EXERCISE INPUTS ::
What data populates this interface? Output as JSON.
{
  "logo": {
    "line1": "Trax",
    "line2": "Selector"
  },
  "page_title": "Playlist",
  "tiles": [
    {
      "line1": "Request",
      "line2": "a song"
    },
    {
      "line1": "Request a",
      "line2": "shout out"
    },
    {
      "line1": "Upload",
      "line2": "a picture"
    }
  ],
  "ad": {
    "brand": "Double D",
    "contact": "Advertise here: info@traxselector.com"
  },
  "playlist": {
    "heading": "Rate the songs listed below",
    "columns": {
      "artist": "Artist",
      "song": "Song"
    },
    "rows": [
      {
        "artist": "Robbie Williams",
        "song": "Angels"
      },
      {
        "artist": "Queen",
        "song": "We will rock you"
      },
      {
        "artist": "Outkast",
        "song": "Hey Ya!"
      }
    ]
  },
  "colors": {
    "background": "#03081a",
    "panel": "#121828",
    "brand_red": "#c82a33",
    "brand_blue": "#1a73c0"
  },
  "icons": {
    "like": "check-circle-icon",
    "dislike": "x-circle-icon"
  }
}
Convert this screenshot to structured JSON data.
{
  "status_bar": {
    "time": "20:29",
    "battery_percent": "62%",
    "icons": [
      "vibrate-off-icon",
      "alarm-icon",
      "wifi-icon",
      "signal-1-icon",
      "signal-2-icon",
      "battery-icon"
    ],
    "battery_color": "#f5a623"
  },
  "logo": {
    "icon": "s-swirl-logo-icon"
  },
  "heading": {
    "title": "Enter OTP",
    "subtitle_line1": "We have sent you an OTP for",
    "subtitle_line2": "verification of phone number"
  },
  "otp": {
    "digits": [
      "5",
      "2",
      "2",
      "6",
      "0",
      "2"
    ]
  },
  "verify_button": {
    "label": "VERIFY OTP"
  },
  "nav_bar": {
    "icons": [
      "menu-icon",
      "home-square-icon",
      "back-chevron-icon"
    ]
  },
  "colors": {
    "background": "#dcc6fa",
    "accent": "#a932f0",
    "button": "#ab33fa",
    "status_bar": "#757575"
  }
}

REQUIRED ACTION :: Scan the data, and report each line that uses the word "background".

SOLVED EXERCISE ::
    "background": "#03081a",
    "background": "#dcc6fa",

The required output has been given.